By Michael H. Brown
Miraculous Madonna From Poland Bears ‘Remarkable’ Links To Guadalupe Image
You’ve seen it everywhere. The Black Madonna. The Madonna of Czestochowa. There is Mary in a solemn Byzantine pose, pointing the way to the Infant she holds, Jesus.
Legend has it that this is an actual portrait of the Virgin Mary done by Saint Luke on a cypress tabletop from the House in Nazareth. In actuality, the current Czestochowa image is thought to be a repainting that is backed by wood from the original but now age-faded image.
“The wooden icon is said to have miraculous powers and has been the object of veneration for centuries,” notes one website. “According to tradition, the icon was taken from Jerusalem to Constantinople, and in the late tenth century was given to Princess Anna, wife of Vladimir of Kiev. It was brought to Czestochowa in 1382 by Prince Ladislaus Opolszyk from his castle in Belz in the Ukraine. The prince founded a monastery of Paulite monks to care for the icon, and the original shrine church on Jasna Góra (“Bright Hill”) was built in 1386.”
This is a spot that has been crucial in the current Pope’s devotion to Mary. “The great events in the life of Poland have always been tied to this place in some way,” wrote John Paul II in Crossing the Threshold of Hope. “Both the ancient and modern history of my nation have their deepest roots on the hill of Jasna Gora.”
Soon after its arrival in Czestochowa, the icon began attracting pilgrims. “Cuts on the Virgin’s right cheek are said to have resulted from desecration in 1430 by thieves who became enraged when they found the icon becoming heavier and heavier as they tried to carry it away,” we are told. “Another version of the legend says that a Hussite soldier, unable to dislodge the picture, slashed the face with his sword, whereupon blood issued from the wounds.”
Whatever the case, there are striking similarities between that image (the feast day of which is today, August 26) and the famous image of Guadalupe, Mexico. Like Guadalupe — which came later — the Czestochowa rendition features a fleur-de-lis pattern on the robe.
One could also say that the image has the same hooded eyes and narrow nose and overall demeanor — nearly like Czestochowa is a frontal (if less rounded) image of the same woman.
“But an even more remarkable similarity between Our Lady of Czestochowa and the image of Guadalupe lies in the darkness of the Virgin’s complexion,” notes scientist Jody Bryant Smith, who has closely studied the images. “The tradition of the ‘Black Madonna’ has roots in its discovery by an Italian monk in the middle of the fourth century of three statues of Mary.
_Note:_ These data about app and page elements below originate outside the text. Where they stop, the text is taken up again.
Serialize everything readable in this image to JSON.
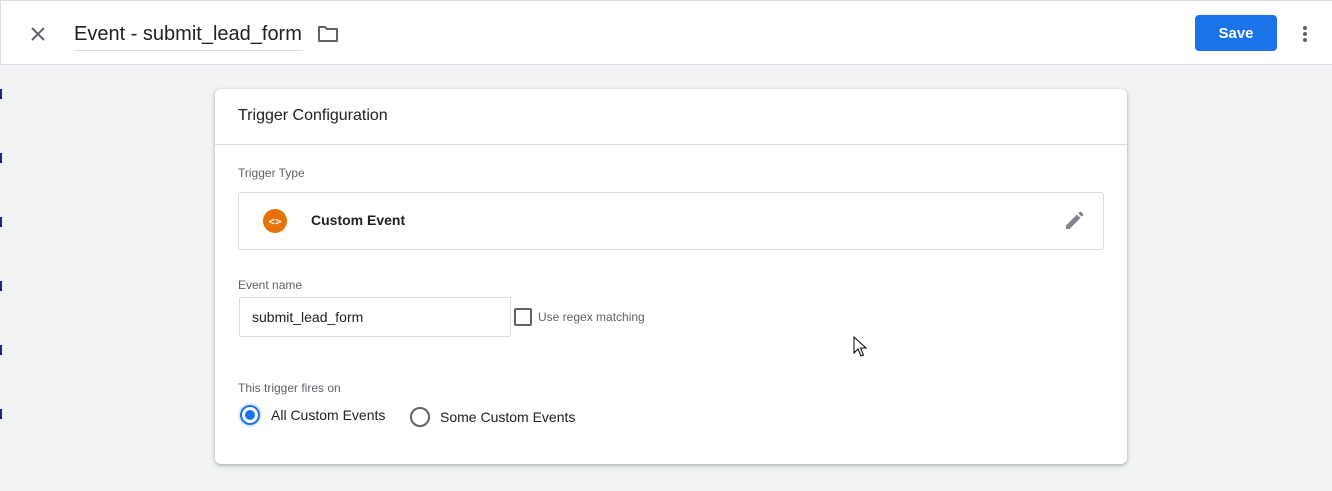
{
  "header": {
    "title": "Event - submit_lead_form",
    "save_label": "Save",
    "close_icon": "close-icon",
    "folder_icon": "folder-icon",
    "more_icon": "more-vert-icon"
  },
  "card": {
    "title": "Trigger Configuration",
    "trigger_type_label": "Trigger Type",
    "trigger_type": {
      "name": "Custom Event",
      "icon": "code-brackets-icon",
      "icon_glyph": "<>",
      "icon_color": "#e8710a"
    },
    "event_name_label": "Event name",
    "event_name_value": "submit_lead_form",
    "regex_label": "Use regex matching",
    "regex_checked": false,
    "fires_on_label": "This trigger fires on",
    "fires_on_options": [
      {
        "label": "All Custom Events",
        "selected": true
      },
      {
        "label": "Some Custom Events",
        "selected": false
      }
    ]
  },
  "colors": {
    "accent": "#1a73e8",
    "background": "#f1f3f4",
    "divider": "#dadce0"
  }
}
He distributed these statues to churches in Italy and Sardinia.”
While the darkness of the image at Czestochowa has been attributed to the soot from burning charcoal or devotional candles, Dr. Smith points out that a 14th-century Byzantine historian named Necephorus Callistos once claimed he saw several paintings made from nature by Saint Luke, in which the color of Mary’s skin was the color of wheat — which is probably to say that when wheat is ripe it tends to be brownish or a chestnut color (in the words of another scholar named Vincent Sablon).
For centuries, Mexicans had considered this same brownish skin to be the identifying characteristic of the Guadalupe Virgin and even call her La Morena — which means “the dark-complexioned woman.”
As 19th-century writer Anna Brownell Jameson said: “It is the dark-colored ancient Greek Madonnas such as this which all along have been credited miraculous. To this day, the Neapolitan lemonade-seller will allow no other than a formal Greek Madonna, with olive-green complexion and veiled head, to be set up in his booth.”
It is remembered that Mary was a Jew — and that Jews from the Holy Land may have been similarly dark-complexioned.
“Just as I was completing the research for this study, I found myself paging through a compilation of old Hebrew themes, newly translated from ancient sources,” writes Smith. “My eyes focused on a tiny footnote translating, from the Aramaic Babylonian Talmud, a statement about the supreme beauty of Queen Esther, of Old Testament fame. I was astonished: ‘Her skin was greenish, like the skin of a myrtle.’ Precisely the same can be said about the skin tone of the Virgin of Guadalupe.”